When I came across Tofugu
Tofugu started as a simple video blog by its founder Koichi. He would talk in Japanese about various topics and the videos appeared to be geared both towards native Japanese and people studying Japanese. This was in the early YouTube days (2007), where you didn’t find many YouTubers speaking in Japanese. I’m not sure when Koichi actually started studying Japanese, but from his first video his Japanese was already excellent.
Here’s his first episode on his channel koichiben.
At this time I was in Japan, before discovering immersion, Anki or J-J. I was in the midst of floundering with a dozen different study methods and textbooks. I didn’t come across Koichi until he started his second YouTube Channel (Tofugu) and had his first trending video. He joked around about how people were trying to learn Japanese merely by watching anime.
When I first saw it, I thought “who is this guy?!” I was kind of in my “ignore other people studying/good at Japanese and do my own thing” phase.
Tofugu – from Blog to Company
Koichi started his blog later in 2007, which he has continued till this day. It was unique, the content was fresh, and overall it was just fun to read. Other blogs at the time seemed to cover repetitive lessons and themes. Tofugu was a standout. The writing is compelling, the people that work there are smart and friendly, and everyone seems to truly care about the important contribution they are making to people studying Japanese.
Tofugu eventually released two original learning resources.
These came after I was already a decent level, so I’ve never actually used them. However, I know a lot of people on Jalup have, and those people have good things to say. I recommend checking them out.
Currently Tofugu is working on a major remake/upgrade of Textfugu through their new product EtoEto. This is a long process, so give them time, and I’m sure you won’t be disappointed when it is finally released.
How Tofugu Influenced me
While I’ve never used Tofugu’s products, Koichi and his creation of Tofugu has made a big difference with my own path.

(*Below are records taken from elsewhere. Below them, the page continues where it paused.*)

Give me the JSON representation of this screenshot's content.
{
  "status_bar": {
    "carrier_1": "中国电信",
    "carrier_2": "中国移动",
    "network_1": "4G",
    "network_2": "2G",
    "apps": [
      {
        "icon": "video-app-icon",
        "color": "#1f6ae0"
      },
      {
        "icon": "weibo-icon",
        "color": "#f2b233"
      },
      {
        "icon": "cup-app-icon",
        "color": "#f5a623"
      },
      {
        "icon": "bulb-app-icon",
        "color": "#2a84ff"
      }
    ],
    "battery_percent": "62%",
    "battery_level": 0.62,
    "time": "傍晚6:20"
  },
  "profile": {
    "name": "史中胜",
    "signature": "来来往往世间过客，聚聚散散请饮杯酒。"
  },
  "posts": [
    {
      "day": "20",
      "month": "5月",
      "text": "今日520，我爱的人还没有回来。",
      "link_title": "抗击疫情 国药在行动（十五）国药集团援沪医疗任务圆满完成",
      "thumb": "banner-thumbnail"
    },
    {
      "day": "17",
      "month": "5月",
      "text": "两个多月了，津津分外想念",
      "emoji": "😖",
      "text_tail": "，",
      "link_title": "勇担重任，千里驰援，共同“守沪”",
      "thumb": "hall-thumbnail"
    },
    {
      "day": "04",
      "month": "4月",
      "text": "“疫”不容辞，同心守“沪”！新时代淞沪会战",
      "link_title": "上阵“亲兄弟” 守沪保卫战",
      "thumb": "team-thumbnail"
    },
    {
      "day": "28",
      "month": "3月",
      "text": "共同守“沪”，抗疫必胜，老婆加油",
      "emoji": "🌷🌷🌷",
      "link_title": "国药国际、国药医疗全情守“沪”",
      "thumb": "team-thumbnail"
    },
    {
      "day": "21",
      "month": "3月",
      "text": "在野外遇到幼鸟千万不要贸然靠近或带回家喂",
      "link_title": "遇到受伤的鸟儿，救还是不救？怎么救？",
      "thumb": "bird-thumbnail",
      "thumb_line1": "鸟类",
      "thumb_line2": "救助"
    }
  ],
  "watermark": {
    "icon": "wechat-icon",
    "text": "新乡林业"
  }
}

Koichi turned his passion of Japanese and Japan, and made a career/life out of it by turning it into a small company. This is a big deal. In case you are new here, this is what I have been trying to do. It was his actions that made me realize this was possible. He set the standard in an easy to relate way.
For the longest time, the model for successful language companies were giant generic corporations eventually expanding into the Japanese language. Think Rosetta Stone or Pimsleur releasing a Japanese version. Starting a small specific language company based on your love of that one language was rare. YesJapan was another influence on me that I plan on talking about later.
While Tofugu has entertained me for years, I owe Koichi and his great team of 8 a big thanks more for the example they set. I hope for their continued and evolving success.
Your experience with Tofugu
My experience with Tofugu is probably a bit different than the typical person studying Japanese. In the comments section, let everyone know what positive impact Tofugu (the blog, the products, or anything else) had on you.
Founder of Jalup. iOS Software Engineer. Former attorney, translator, and interpreter. Still watching 月曜から夜ふかし weekly since 2013.
Tofugu was for me the first blog about learning Japanese that I remember going to repeatedly. It was there I learned kana and began to use WaniKani (albeit an extremely slow pace). They made it seem like Japanese wouldn’t be impossible to learn which is probably why I actually didn’t quit after meeting the first challenges. Overall I think its a solid blog and company but maybe a little too idealistic when it comes to their time frames of getting things done.
Like Adam, when I came across Tofugu I was already at a level too advanced to try out their products. Now, I don’t visit Tofugu very frequently because it is all in English.
However, I appreciate the fact that their articles that cover a topic about the Japanese language or culture go into enough depth that there is usually something I can glean from them even if I already know the basics. Also, I have particularly enjoyed their “What I Use to Study Japanese” series and their translator interviews.